WHAT THE EXERCISE ASKS: Each entry should be copied as it stands, leaving the pictures behind.
═════ INFORMATION ═════
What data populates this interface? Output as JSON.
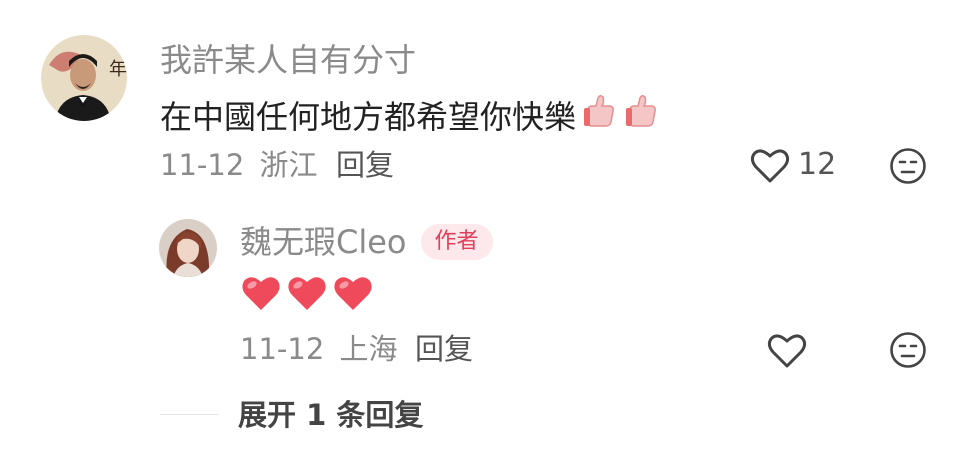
{
  "comment": {
    "username": "我許某人自有分寸",
    "text": "在中國任何地方都希望你快樂",
    "date": "11-12",
    "location": "浙江",
    "reply_label": "回复",
    "like_count": "12"
  },
  "reply": {
    "username": "魏无瑕Cleo",
    "badge": "作者",
    "date": "11-12",
    "location": "上海",
    "reply_label": "回复"
  },
  "expand": {
    "label": "展开 1 条回复"
  },
  "colors": {
    "badge_bg": "#fde9ec",
    "badge_text": "#e0405a",
    "heart_red": "#ef4a5c"
  }
}
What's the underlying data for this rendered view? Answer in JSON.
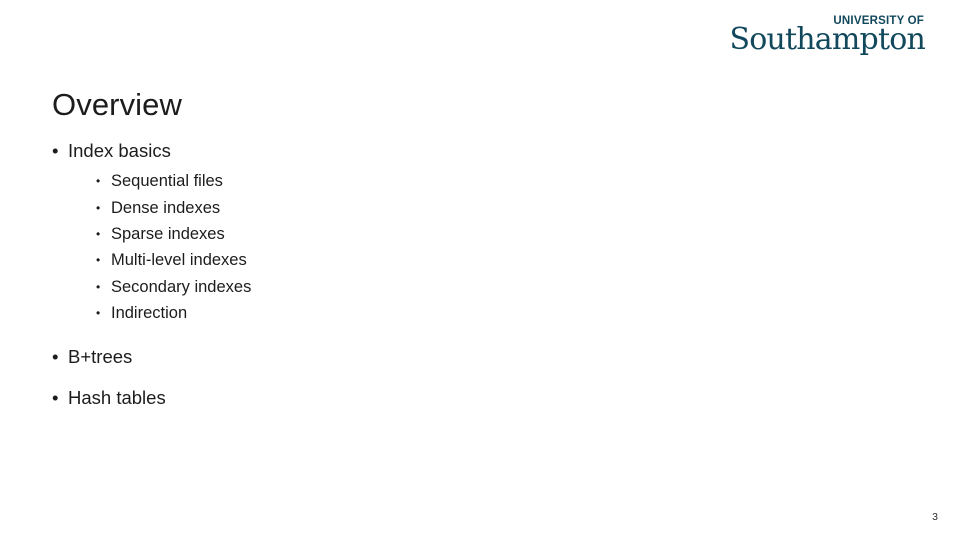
{
  "slide": {
    "title": "Overview",
    "page_number": "3",
    "background_color": "#ffffff",
    "text_color": "#1c1c1c"
  },
  "logo": {
    "sub_text": "UNIVERSITY OF",
    "main_text": "Southampton",
    "color": "#12485c"
  },
  "bullets": {
    "marker_level1": "•",
    "marker_level2": "•",
    "items": [
      {
        "label": "Index basics",
        "children": [
          "Sequential files",
          "Dense indexes",
          "Sparse indexes",
          "Multi-level indexes",
          "Secondary indexes",
          "Indirection"
        ]
      },
      {
        "label": "B+trees",
        "children": []
      },
      {
        "label": "Hash tables",
        "children": []
      }
    ]
  }
}
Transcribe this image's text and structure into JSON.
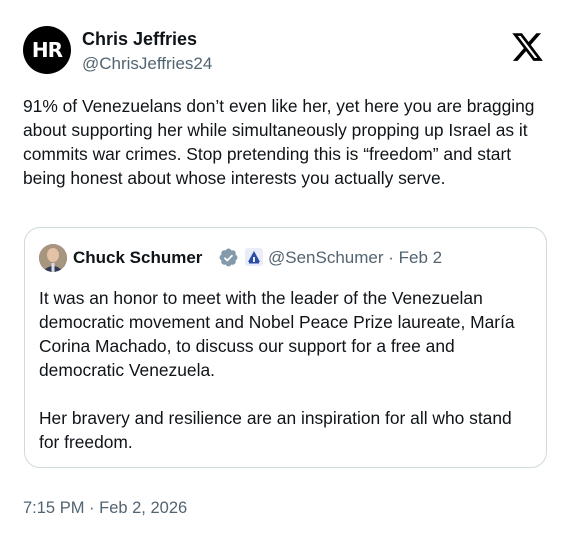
{
  "author": {
    "name": "Chris Jeffries",
    "handle": "@ChrisJeffries24",
    "avatar_text": "HR"
  },
  "tweet": {
    "text": "91% of Venezuelans don’t even like her, yet here you are bragging about supporting her while simultaneously propping up Israel as it commits war crimes. Stop pretending this is “freedom” and start being honest about whose interests you actually serve.",
    "timestamp": "7:15 PM · Feb 2, 2026"
  },
  "quoted_tweet": {
    "name": "Chuck Schumer",
    "handle_date": "@SenSchumer · Feb 2",
    "paragraphs": [
      "It was an honor to meet with the leader of the Venezuelan democratic movement and Nobel Peace Prize laureate, María Corina Machado, to discuss our support for a free and democratic Venezuela.",
      "Her bravery and resilience are an inspiration for all who stand for freedom."
    ],
    "verified_color": "#829aab",
    "affiliation_icon": "government-building-icon"
  },
  "icons": {
    "platform_logo": "x-logo-icon",
    "verified": "verified-badge-icon"
  },
  "colors": {
    "text": "#0f1419",
    "secondary_text": "#536471",
    "border": "#cfd9de"
  }
}
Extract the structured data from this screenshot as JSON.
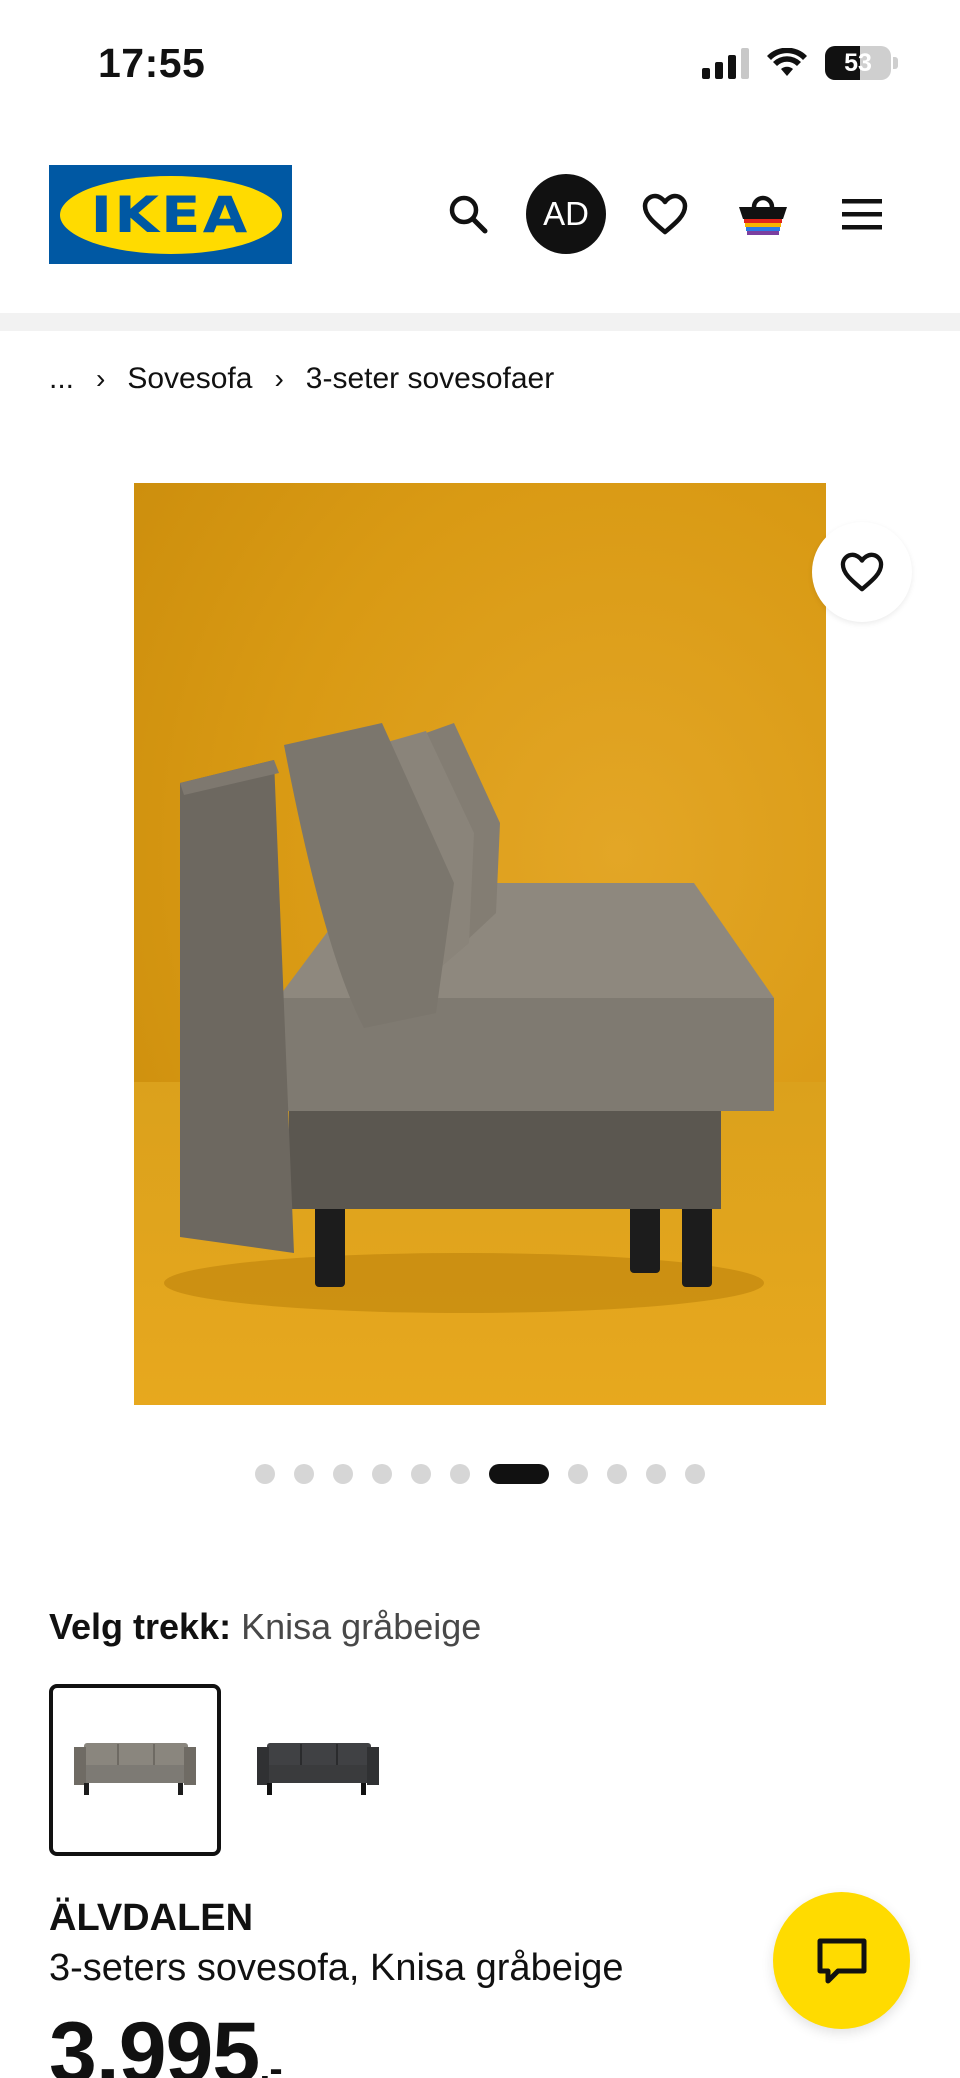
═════
ANSWER TO THE EXERCISE:
What data populates this interface? Output as JSON.
{
  "comment": {
    "username": "我許某人自有分寸",
    "text": "在中國任何地方都希望你快樂",
    "date": "11-12",
    "location": "浙江",
    "reply_label": "回复",
    "like_count": "12"
  },
  "reply": {
    "username": "魏无瑕Cleo",
    "badge": "作者",
    "date": "11-12",
    "location": "上海",
    "reply_label": "回复"
  },
  "expand": {
    "label": "展开 1 条回复"
  },
  "colors": {
    "badge_bg": "#fde9ec",
    "badge_text": "#e0405a",
    "heart_red": "#ef4a5c"
  }
}
What's the underlying data for this rendered view? Answer in JSON.
{
  "slide": {
    "title": "Overview",
    "page_number": "3",
    "background_color": "#ffffff",
    "text_color": "#1c1c1c"
  },
  "logo": {
    "sub_text": "UNIVERSITY OF",
    "main_text": "Southampton",
    "color": "#12485c"
  },
  "bullets": {
    "marker_level1": "•",
    "marker_level2": "•",
    "items": [
      {
        "label": "Index basics",
        "children": [
          "Sequential files",
          "Dense indexes",
          "Sparse indexes",
          "Multi-level indexes",
          "Secondary indexes",
          "Indirection"
        ]
      },
      {
        "label": "B+trees",
        "children": []
      },
      {
        "label": "Hash tables",
        "children": []
      }
    ]
  }
}
Transcribe this image's text and structure into JSON.
{
  "author": {
    "name": "Chris Jeffries",
    "handle": "@ChrisJeffries24",
    "avatar_text": "HR"
  },
  "tweet": {
    "text": "91% of Venezuelans don’t even like her, yet here you are bragging about supporting her while simultaneously propping up Israel as it commits war crimes. Stop pretending this is “freedom” and start being honest about whose interests you actually serve.",
    "timestamp": "7:15 PM · Feb 2, 2026"
  },
  "quoted_tweet": {
    "name": "Chuck Schumer",
    "handle_date": "@SenSchumer · Feb 2",
    "paragraphs": [
      "It was an honor to meet with the leader of the Venezuelan democratic movement and Nobel Peace Prize laureate, María Corina Machado, to discuss our support for a free and democratic Venezuela.",
      "Her bravery and resilience are an inspiration for all who stand for freedom."
    ],
    "verified_color": "#829aab",
    "affiliation_icon": "government-building-icon"
  },
  "icons": {
    "platform_logo": "x-logo-icon",
    "verified": "verified-badge-icon"
  },
  "colors": {
    "text": "#0f1419",
    "secondary_text": "#536471",
    "border": "#cfd9de"
  }
}
Extract the structured data from this screenshot as JSON.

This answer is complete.